Your credit scores might get a nice boost this summer due to changes in how the scores are calculated.
As of July 1, the nation’s three credit reporting agencies will remove and exclude certain negative information from credit reports. Tax liens and civil debts will no longer be reported on credit reports if the negative information does not include a customer’s name, address and Social Security Number or date of birth.
About half of liens and nearly all civil judgments (96% of them) don’t meet those identification criteria, according to LexisNexis Risk Solutions, reports the LA Times.
Equifax, Experian and TransUnion – the three major credit reporting agencies in the US – use information from public records about tax liens, civil judgments, and bankruptcies when computing people’s credit scores.
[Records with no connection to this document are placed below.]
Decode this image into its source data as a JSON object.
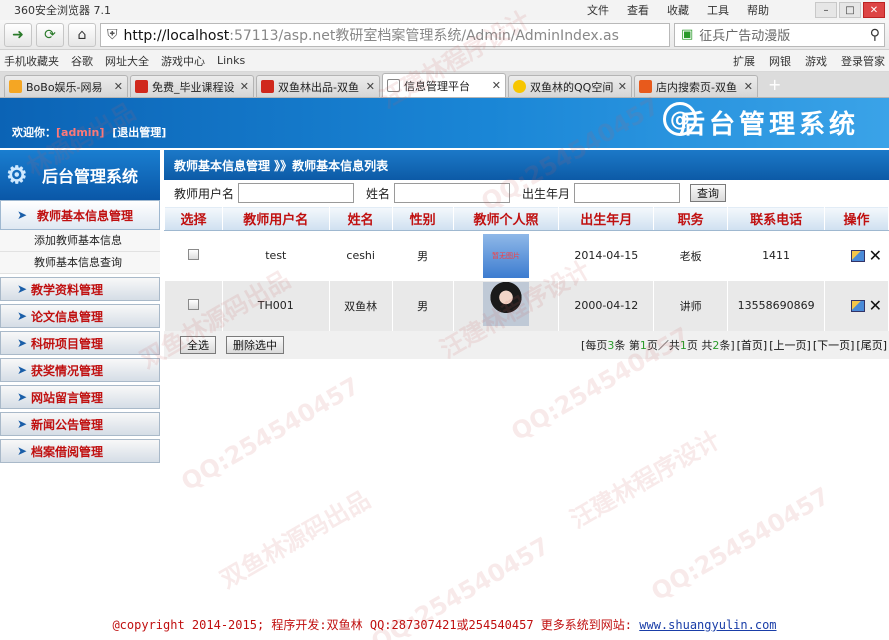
{
  "browser": {
    "title": "360安全浏览器 7.1",
    "menus": [
      "文件",
      "查看",
      "收藏",
      "工具",
      "帮助"
    ],
    "url_host": "http://localhost",
    "url_rest": ":57113/asp.net教研室档案管理系统/Admin/AdminIndex.as",
    "search_text": "征兵广告动漫版",
    "favorites": [
      "手机收藏夹",
      "谷歌",
      "网址大全",
      "游戏中心",
      "Links"
    ],
    "favorites_right": [
      "扩展",
      "网银",
      "游戏",
      "登录管家"
    ],
    "tabs": [
      {
        "label": "BoBo娱乐-网易",
        "color": "#f5a623"
      },
      {
        "label": "免费_毕业课程设",
        "color": "#d0281c"
      },
      {
        "label": "双鱼林出品-双鱼",
        "color": "#d0281c"
      },
      {
        "label": "信息管理平台",
        "color": "#ffffff"
      },
      {
        "label": "双鱼林的QQ空间",
        "color": "#f7c600"
      },
      {
        "label": "店内搜索页-双鱼",
        "color": "#e85a1c"
      }
    ]
  },
  "header": {
    "welcome": "欢迎你：",
    "user": "[admin]",
    "logout": "[退出管理]",
    "system_name": "后台管理系统",
    "logo_symbol": "@"
  },
  "sidebar": {
    "logo_text": "后台管理系统",
    "current_menu": "教师基本信息管理",
    "sub_items": [
      "添加教师基本信息",
      "教师基本信息查询"
    ],
    "menus": [
      "教学资料管理",
      "论文信息管理",
      "科研项目管理",
      "获奖情况管理",
      "网站留言管理",
      "新闻公告管理",
      "档案借阅管理"
    ]
  },
  "main": {
    "breadcrumb": "教师基本信息管理 》》教师基本信息列表",
    "filter": {
      "username_label": "教师用户名",
      "name_label": "姓名",
      "birth_label": "出生年月",
      "search_button": "查询"
    },
    "columns": [
      "选择",
      "教师用户名",
      "姓名",
      "性别",
      "教师个人照",
      "出生年月",
      "职务",
      "联系电话",
      "操作"
    ],
    "rows": [
      {
        "username": "test",
        "name": "ceshi",
        "gender": "男",
        "photo_text": "暂无图片",
        "birth": "2014-04-15",
        "post": "老板",
        "phone": "1411"
      },
      {
        "username": "TH001",
        "name": "双鱼林",
        "gender": "男",
        "photo_text": "",
        "birth": "2000-04-12",
        "post": "讲师",
        "phone": "13558690869"
      }
    ],
    "select_all": "全选",
    "delete_selected": "删除选中",
    "pager": {
      "prefix": "[每页",
      "per_page": "3",
      "mid1": "条 第",
      "current": "1",
      "mid2": "页／共",
      "total_pages": "1",
      "mid3": "页 共",
      "total": "2",
      "suffix": "条]",
      "first": "[首页]",
      "prev": "[上一页]",
      "next": "[下一页]",
      "last": "[尾页]"
    }
  },
  "footer": {
    "text": "@copyright 2014-2015; 程序开发:双鱼林  QQ:287307421或254540457  更多系统到网站:",
    "link": "www.shuangyulin.com"
  },
  "watermarks": [
    "林源码出品",
    "汪建林程序设计",
    "QQ:254540457",
    "双鱼林源码出品",
    "QQ:254540457",
    "汪建林程序设计",
    "QQ:254540457",
    "双鱼林源码出品",
    "QQ:254540457",
    "汪建林程序设计",
    "QQ:254540457"
  ]
}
There’s a problem with this practice, though: often, there are mix-ups and errors, resulting in the wrong person’s credit score taking a hit.
One of the most common complaints to the Consumer Financial Protection Bureau (CFPB) is inaccurate information on credit reports. Fortune reports that since 2015, the three major credit-reporting firms have reached settlements with more than 30 states over practices including handling of errors. Since then, some information unrelated to loans, like gym memberships and traffic tickets, have been removed from credit reports. The firms also agreed to give people additional time to address outstanding medical debt.
In 2011 alone, 8 million complaints about wrong information in credit reports were received by the three major credit-reporting firms, according to the CFPB. A 2012 study by the Federal Trade Commission revealed that 21% of consumers had a verified error in their credit reports.
The new standards also require credit reporting agencies to update public record information in their files every 90 days.
FICO, the entity that created the credit score system, estimates that out of the roughly 200 million people who have credit scores, 12 million will see increases in their FICO scores as a result of this change. The vast majority — nearly 11 million — will see a rise of less than 20 points, and about 700,000 people will see a jump of 40 points or more, according to a FICO analysis, reports the LA Times.
The changes put the burden of proof on people or entities that file negative information on credit reports. This is great news for consumers.
Delivered by The Daily Sheeple
We encourage you to share and republish our reports, analyses, breaking news and videos (Click for details).
Contributed by Lily Dane of The Daily Sheeple.
Lily Dane is a staff writer for The Daily Sheeple. Her goal is to help people to “Wake the Flock Up!”